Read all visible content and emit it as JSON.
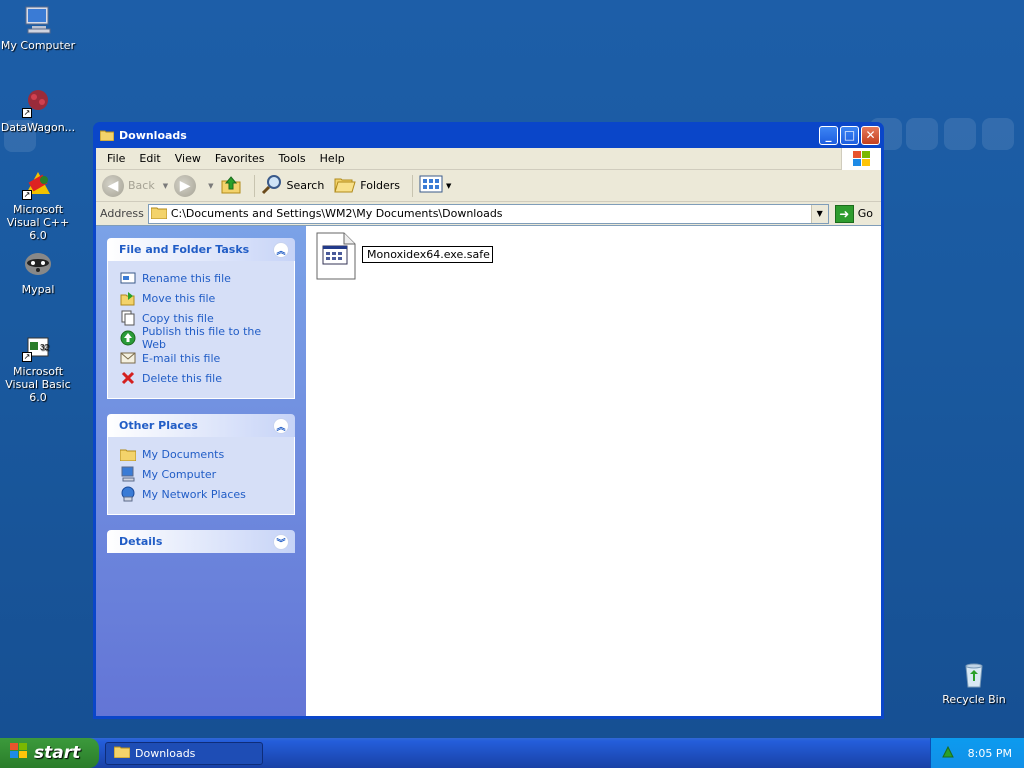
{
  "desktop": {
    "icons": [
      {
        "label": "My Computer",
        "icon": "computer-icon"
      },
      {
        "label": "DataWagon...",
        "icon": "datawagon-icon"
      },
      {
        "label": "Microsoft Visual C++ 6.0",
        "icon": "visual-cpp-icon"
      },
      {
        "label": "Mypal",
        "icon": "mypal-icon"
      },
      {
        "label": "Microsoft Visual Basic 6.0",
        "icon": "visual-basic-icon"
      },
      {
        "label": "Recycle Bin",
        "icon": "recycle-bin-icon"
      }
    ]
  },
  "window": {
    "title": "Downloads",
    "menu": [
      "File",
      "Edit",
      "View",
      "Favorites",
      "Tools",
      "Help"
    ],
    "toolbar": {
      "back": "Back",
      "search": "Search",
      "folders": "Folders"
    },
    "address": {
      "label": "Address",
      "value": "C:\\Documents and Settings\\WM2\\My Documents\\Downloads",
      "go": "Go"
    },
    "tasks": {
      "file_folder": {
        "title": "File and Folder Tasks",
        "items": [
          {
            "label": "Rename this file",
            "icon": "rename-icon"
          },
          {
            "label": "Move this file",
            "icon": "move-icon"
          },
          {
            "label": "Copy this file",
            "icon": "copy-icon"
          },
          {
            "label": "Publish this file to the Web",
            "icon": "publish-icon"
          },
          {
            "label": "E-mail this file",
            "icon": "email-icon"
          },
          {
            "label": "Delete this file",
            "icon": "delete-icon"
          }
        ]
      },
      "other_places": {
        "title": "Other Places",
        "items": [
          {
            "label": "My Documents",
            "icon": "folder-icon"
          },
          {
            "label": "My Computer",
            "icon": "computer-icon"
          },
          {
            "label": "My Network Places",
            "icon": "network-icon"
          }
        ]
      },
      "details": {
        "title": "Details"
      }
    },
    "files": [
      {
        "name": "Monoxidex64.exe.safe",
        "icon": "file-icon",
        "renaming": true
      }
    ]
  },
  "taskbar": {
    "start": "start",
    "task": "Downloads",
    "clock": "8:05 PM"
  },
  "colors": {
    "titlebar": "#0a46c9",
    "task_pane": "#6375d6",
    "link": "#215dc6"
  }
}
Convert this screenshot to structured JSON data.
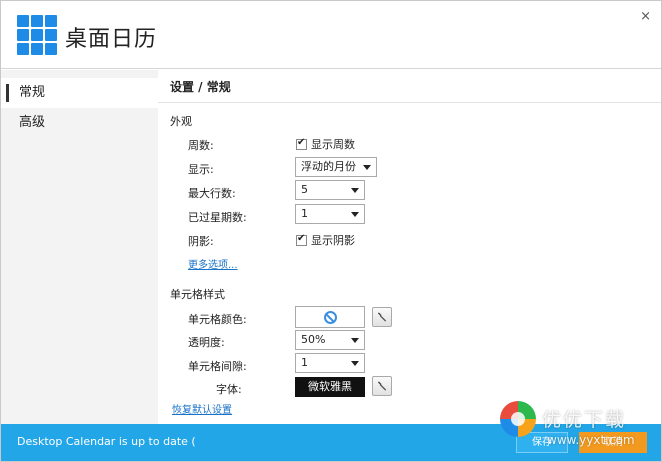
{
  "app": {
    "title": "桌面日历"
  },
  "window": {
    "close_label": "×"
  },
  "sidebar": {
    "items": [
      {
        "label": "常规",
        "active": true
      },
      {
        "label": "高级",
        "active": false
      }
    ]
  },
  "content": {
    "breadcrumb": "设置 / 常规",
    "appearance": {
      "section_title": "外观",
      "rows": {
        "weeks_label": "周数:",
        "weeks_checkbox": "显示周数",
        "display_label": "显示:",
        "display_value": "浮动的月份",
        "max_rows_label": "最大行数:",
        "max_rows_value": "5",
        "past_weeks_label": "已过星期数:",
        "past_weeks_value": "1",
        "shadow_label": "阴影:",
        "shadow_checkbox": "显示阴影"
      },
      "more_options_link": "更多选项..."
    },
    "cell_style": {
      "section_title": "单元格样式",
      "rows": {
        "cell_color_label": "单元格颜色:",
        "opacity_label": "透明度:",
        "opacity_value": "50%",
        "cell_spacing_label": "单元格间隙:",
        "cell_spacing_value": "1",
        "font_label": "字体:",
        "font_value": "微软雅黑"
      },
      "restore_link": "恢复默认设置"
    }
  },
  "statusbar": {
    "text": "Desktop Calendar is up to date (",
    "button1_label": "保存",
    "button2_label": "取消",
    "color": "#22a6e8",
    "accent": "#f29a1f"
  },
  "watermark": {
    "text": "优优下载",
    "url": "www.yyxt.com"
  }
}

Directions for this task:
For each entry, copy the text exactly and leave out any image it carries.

Reply:
Read all visible content and emit it as JSON.
{
  "desktop": {
    "icons": [
      {
        "label": "My Computer",
        "icon": "computer-icon"
      },
      {
        "label": "DataWagon...",
        "icon": "datawagon-icon"
      },
      {
        "label": "Microsoft Visual C++ 6.0",
        "icon": "visual-cpp-icon"
      },
      {
        "label": "Mypal",
        "icon": "mypal-icon"
      },
      {
        "label": "Microsoft Visual Basic 6.0",
        "icon": "visual-basic-icon"
      },
      {
        "label": "Recycle Bin",
        "icon": "recycle-bin-icon"
      }
    ]
  },
  "window": {
    "title": "Downloads",
    "menu": [
      "File",
      "Edit",
      "View",
      "Favorites",
      "Tools",
      "Help"
    ],
    "toolbar": {
      "back": "Back",
      "search": "Search",
      "folders": "Folders"
    },
    "address": {
      "label": "Address",
      "value": "C:\\Documents and Settings\\WM2\\My Documents\\Downloads",
      "go": "Go"
    },
    "tasks": {
      "file_folder": {
        "title": "File and Folder Tasks",
        "items": [
          {
            "label": "Rename this file",
            "icon": "rename-icon"
          },
          {
            "label": "Move this file",
            "icon": "move-icon"
          },
          {
            "label": "Copy this file",
            "icon": "copy-icon"
          },
          {
            "label": "Publish this file to the Web",
            "icon": "publish-icon"
          },
          {
            "label": "E-mail this file",
            "icon": "email-icon"
          },
          {
            "label": "Delete this file",
            "icon": "delete-icon"
          }
        ]
      },
      "other_places": {
        "title": "Other Places",
        "items": [
          {
            "label": "My Documents",
            "icon": "folder-icon"
          },
          {
            "label": "My Computer",
            "icon": "computer-icon"
          },
          {
            "label": "My Network Places",
            "icon": "network-icon"
          }
        ]
      },
      "details": {
        "title": "Details"
      }
    },
    "files": [
      {
        "name": "Monoxidex64.exe.safe",
        "icon": "file-icon",
        "renaming": true
      }
    ]
  },
  "taskbar": {
    "start": "start",
    "task": "Downloads",
    "clock": "8:05 PM"
  },
  "colors": {
    "titlebar": "#0a46c9",
    "task_pane": "#6375d6",
    "link": "#215dc6"
  }
}
Convert this screenshot to structured JSON data.
{
  "app": {
    "title": "桌面日历"
  },
  "window": {
    "close_label": "×"
  },
  "sidebar": {
    "items": [
      {
        "label": "常规",
        "active": true
      },
      {
        "label": "高级",
        "active": false
      }
    ]
  },
  "content": {
    "breadcrumb": "设置 / 常规",
    "appearance": {
      "section_title": "外观",
      "rows": {
        "weeks_label": "周数:",
        "weeks_checkbox": "显示周数",
        "display_label": "显示:",
        "display_value": "浮动的月份",
        "max_rows_label": "最大行数:",
        "max_rows_value": "5",
        "past_weeks_label": "已过星期数:",
        "past_weeks_value": "1",
        "shadow_label": "阴影:",
        "shadow_checkbox": "显示阴影"
      },
      "more_options_link": "更多选项..."
    },
    "cell_style": {
      "section_title": "单元格样式",
      "rows": {
        "cell_color_label": "单元格颜色:",
        "opacity_label": "透明度:",
        "opacity_value": "50%",
        "cell_spacing_label": "单元格间隙:",
        "cell_spacing_value": "1",
        "font_label": "字体:",
        "font_value": "微软雅黑"
      },
      "restore_link": "恢复默认设置"
    }
  },
  "statusbar": {
    "text": "Desktop Calendar is up to date (",
    "button1_label": "保存",
    "button2_label": "取消",
    "color": "#22a6e8",
    "accent": "#f29a1f"
  },
  "watermark": {
    "text": "优优下载",
    "url": "www.yyxt.com"
  }
}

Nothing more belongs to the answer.